Task prompt: Your answer should be every line from the records that contains "从会议文件中总结会议纪要".

>>

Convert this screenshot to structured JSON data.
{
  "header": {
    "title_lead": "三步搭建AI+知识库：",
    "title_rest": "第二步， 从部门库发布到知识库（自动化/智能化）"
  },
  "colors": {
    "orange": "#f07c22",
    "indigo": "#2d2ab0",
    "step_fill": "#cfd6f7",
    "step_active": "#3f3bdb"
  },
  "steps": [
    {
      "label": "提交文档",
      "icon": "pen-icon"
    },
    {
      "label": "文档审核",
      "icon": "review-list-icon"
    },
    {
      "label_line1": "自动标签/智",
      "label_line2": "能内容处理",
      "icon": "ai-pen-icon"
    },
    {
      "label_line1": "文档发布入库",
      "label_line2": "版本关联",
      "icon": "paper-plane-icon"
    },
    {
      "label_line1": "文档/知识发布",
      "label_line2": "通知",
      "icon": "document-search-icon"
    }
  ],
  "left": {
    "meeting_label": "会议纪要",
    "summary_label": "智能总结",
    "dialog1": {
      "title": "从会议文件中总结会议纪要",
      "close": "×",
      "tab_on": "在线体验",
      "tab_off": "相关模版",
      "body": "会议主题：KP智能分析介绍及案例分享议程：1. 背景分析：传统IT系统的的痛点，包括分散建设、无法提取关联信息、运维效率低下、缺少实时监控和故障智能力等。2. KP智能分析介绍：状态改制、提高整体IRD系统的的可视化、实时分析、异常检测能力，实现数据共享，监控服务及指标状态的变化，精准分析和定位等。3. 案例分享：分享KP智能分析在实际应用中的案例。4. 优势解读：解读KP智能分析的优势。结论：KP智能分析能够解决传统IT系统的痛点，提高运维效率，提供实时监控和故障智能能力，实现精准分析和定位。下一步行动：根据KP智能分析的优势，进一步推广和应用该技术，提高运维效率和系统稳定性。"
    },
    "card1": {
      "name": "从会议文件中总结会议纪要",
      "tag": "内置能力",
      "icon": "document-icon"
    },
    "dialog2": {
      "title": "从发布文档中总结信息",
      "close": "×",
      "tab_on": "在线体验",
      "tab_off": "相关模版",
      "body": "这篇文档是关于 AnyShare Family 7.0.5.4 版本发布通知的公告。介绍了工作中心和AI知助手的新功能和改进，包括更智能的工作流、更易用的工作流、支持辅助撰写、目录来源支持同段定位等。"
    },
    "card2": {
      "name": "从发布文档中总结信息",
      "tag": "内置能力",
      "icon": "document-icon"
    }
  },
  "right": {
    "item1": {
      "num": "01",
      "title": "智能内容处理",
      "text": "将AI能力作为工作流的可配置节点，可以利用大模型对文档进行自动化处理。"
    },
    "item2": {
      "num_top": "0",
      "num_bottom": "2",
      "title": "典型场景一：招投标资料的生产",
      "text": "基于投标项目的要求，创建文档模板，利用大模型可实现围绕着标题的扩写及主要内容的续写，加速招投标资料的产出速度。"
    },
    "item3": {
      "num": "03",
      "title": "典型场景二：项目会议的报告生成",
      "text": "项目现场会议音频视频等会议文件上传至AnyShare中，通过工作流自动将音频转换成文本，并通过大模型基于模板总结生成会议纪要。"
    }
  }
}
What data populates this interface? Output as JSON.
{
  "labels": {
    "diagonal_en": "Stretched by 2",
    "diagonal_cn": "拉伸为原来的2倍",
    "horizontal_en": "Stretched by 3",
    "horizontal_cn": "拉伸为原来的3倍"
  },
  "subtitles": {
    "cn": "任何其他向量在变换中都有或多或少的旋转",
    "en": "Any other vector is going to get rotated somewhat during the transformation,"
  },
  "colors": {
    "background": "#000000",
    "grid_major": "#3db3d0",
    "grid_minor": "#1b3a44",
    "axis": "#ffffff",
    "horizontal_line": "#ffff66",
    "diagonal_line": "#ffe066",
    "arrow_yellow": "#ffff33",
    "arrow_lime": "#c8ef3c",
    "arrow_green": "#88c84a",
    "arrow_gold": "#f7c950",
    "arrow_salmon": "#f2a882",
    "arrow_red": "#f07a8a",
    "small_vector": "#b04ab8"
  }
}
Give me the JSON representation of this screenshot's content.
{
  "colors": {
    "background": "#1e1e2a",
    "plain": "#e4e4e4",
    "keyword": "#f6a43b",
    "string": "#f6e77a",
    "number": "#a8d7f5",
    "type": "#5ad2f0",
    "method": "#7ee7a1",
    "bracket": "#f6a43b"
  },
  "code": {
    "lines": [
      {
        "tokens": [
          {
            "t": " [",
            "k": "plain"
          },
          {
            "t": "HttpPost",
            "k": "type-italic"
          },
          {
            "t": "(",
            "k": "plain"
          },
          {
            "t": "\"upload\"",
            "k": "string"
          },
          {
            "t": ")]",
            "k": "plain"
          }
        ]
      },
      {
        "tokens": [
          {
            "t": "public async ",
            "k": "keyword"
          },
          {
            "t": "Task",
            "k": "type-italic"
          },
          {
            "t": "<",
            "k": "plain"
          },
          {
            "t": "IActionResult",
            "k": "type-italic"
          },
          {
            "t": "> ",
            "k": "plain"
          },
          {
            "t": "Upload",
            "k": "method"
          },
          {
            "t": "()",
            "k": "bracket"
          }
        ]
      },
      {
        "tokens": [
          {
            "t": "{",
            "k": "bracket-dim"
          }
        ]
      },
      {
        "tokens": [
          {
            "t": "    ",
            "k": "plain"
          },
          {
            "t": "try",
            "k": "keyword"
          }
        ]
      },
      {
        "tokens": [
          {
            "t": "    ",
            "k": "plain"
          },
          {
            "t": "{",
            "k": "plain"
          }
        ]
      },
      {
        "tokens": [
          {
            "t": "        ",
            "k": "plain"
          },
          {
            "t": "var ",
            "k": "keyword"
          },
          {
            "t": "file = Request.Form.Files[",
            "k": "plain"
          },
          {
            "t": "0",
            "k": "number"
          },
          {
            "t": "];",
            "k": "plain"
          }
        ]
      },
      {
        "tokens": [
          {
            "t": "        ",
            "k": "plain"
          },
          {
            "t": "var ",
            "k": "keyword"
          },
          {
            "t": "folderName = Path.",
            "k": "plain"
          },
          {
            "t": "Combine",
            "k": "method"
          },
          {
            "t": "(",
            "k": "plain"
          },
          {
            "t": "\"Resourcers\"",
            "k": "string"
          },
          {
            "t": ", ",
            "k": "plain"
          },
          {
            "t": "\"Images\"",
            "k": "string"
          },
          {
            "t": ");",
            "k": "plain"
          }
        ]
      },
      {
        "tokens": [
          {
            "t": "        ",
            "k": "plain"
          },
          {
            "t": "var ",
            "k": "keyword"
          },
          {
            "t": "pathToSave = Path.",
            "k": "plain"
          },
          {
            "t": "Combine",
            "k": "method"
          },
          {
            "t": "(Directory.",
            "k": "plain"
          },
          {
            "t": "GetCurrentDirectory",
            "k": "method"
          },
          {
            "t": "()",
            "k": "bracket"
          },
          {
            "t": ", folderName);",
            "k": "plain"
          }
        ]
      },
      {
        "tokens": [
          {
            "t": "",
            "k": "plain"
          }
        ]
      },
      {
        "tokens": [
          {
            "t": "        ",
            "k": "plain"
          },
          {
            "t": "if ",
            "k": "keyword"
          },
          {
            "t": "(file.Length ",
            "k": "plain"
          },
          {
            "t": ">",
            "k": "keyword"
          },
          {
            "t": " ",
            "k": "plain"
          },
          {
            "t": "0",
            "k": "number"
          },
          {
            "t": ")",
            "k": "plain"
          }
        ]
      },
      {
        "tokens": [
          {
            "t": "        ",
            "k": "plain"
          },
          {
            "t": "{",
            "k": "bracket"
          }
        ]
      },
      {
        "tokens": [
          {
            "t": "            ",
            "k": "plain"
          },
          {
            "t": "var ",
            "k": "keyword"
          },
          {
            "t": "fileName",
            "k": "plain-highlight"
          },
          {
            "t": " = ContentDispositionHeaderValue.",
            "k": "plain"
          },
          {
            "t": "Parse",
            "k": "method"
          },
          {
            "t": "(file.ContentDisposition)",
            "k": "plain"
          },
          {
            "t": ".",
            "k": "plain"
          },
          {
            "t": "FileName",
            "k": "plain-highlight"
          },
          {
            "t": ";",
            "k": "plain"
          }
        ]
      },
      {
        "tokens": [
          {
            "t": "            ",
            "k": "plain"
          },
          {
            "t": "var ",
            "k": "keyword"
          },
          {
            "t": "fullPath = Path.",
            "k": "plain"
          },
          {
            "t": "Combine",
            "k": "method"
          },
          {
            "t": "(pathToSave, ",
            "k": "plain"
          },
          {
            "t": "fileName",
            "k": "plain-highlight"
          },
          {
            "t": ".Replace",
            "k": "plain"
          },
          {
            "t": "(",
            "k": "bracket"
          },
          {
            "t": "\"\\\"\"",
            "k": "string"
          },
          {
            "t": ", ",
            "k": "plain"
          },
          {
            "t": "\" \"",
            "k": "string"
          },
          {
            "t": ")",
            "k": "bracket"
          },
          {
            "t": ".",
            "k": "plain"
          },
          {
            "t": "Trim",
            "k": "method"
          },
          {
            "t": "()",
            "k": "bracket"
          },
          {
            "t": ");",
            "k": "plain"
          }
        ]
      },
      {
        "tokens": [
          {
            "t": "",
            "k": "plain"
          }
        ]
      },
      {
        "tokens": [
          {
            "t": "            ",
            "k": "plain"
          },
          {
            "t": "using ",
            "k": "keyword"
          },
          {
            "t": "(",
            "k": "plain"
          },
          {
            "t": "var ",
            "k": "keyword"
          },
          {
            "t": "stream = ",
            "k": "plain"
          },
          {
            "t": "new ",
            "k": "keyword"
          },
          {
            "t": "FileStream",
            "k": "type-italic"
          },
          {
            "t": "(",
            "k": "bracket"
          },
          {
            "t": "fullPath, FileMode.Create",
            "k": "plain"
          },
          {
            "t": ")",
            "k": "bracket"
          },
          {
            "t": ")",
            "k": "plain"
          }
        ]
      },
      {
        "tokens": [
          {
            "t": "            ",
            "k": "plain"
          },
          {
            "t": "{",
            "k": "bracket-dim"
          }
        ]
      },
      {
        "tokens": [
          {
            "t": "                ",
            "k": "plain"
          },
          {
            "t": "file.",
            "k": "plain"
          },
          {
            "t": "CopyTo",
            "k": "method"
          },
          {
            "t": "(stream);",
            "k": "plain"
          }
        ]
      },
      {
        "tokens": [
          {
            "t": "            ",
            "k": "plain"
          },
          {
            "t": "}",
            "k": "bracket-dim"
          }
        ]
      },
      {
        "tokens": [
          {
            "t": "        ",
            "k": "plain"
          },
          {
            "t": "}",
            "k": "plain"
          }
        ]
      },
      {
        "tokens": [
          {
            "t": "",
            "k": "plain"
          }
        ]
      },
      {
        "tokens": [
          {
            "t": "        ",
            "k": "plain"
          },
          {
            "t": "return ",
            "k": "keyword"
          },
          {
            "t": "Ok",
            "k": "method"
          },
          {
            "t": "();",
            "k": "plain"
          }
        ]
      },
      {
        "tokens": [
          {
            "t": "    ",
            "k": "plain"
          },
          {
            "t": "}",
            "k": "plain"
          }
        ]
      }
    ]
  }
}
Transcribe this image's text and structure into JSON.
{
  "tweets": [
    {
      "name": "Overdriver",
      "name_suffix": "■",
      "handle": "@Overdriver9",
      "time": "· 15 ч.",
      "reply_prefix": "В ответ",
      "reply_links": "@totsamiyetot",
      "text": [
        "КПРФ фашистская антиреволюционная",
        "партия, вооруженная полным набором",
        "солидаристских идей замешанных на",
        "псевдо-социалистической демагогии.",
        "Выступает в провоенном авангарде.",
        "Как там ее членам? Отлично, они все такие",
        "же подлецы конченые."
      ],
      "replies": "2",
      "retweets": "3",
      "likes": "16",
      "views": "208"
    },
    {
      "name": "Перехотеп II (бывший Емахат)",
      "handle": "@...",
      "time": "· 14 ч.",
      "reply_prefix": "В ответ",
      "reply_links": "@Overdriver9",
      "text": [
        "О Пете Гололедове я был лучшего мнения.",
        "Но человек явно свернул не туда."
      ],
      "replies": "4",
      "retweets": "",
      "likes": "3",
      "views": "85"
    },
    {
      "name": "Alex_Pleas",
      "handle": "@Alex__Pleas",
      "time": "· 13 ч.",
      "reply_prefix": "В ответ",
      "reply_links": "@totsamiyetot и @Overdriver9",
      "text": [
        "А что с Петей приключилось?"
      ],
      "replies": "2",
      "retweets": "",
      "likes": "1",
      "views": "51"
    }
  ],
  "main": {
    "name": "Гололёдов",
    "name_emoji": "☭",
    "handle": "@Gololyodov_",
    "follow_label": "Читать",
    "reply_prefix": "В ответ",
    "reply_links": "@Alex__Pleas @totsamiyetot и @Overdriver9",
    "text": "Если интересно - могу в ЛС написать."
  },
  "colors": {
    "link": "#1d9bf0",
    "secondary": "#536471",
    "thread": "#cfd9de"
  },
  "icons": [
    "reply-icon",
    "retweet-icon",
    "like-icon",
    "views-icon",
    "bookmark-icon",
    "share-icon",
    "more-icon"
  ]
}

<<

Written answer:
      "title": "从会议文件中总结会议纪要",
      "name": "从会议文件中总结会议纪要",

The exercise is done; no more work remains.